Aim of the exercise ▸
Each time a line of the listing holds "this", copy that line.

------------------------------------

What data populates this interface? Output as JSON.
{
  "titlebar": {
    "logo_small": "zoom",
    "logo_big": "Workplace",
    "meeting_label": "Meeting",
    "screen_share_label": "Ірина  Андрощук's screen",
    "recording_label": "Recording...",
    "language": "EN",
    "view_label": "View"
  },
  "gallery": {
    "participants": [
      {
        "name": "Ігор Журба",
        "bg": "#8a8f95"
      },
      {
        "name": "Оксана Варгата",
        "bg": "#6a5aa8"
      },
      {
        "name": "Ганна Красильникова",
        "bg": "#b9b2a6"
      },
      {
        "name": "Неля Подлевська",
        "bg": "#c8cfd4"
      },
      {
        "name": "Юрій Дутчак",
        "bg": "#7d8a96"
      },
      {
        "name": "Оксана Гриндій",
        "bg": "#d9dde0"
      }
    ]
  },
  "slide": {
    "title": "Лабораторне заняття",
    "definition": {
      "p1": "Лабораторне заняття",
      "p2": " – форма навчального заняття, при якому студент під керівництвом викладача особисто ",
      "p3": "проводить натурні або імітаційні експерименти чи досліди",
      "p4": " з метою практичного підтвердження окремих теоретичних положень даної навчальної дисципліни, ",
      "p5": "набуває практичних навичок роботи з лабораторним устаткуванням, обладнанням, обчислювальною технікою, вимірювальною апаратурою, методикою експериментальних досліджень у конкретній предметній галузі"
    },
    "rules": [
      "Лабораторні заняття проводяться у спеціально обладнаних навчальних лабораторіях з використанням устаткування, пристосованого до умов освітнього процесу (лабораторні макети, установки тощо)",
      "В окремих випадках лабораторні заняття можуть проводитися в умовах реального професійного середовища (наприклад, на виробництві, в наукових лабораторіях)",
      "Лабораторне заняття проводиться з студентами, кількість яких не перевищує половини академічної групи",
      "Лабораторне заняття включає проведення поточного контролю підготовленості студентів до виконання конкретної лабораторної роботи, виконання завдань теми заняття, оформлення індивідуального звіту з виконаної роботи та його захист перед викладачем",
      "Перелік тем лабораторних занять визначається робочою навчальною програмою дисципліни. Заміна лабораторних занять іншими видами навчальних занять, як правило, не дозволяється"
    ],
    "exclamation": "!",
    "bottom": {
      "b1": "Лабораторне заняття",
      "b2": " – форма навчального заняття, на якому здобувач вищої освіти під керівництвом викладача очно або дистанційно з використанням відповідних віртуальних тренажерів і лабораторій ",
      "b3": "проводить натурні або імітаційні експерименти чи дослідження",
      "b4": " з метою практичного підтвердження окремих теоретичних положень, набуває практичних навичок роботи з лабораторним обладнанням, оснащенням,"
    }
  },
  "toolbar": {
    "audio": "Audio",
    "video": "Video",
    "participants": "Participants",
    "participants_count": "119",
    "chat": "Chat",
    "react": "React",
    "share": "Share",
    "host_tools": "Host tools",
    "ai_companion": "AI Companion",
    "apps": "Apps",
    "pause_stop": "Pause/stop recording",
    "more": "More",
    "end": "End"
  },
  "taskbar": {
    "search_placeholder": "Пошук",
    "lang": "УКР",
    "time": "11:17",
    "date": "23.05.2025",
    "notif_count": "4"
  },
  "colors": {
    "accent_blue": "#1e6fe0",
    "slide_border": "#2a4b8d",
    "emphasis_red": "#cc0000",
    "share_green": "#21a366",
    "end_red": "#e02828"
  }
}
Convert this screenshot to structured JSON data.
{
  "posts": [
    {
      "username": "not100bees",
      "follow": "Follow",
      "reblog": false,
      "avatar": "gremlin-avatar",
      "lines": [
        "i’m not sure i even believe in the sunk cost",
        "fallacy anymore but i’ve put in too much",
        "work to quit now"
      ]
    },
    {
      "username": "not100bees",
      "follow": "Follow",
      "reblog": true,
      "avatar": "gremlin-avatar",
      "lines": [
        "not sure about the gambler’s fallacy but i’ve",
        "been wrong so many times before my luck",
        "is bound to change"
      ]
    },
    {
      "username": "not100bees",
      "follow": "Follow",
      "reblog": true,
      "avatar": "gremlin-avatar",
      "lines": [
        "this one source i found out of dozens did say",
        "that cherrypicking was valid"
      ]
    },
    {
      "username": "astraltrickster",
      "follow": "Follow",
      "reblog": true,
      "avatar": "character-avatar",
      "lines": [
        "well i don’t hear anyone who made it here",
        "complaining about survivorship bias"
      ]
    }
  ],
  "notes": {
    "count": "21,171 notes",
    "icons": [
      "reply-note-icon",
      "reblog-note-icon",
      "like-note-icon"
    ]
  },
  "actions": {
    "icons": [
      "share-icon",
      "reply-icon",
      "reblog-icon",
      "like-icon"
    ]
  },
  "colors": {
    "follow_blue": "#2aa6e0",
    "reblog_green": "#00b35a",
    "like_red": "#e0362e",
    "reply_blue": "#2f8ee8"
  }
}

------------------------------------

Solution to the exercise ▸
What data populates this interface? Output as JSON.
Convert this screenshot to structured JSON data.
        "this one source i found out of dozens did say",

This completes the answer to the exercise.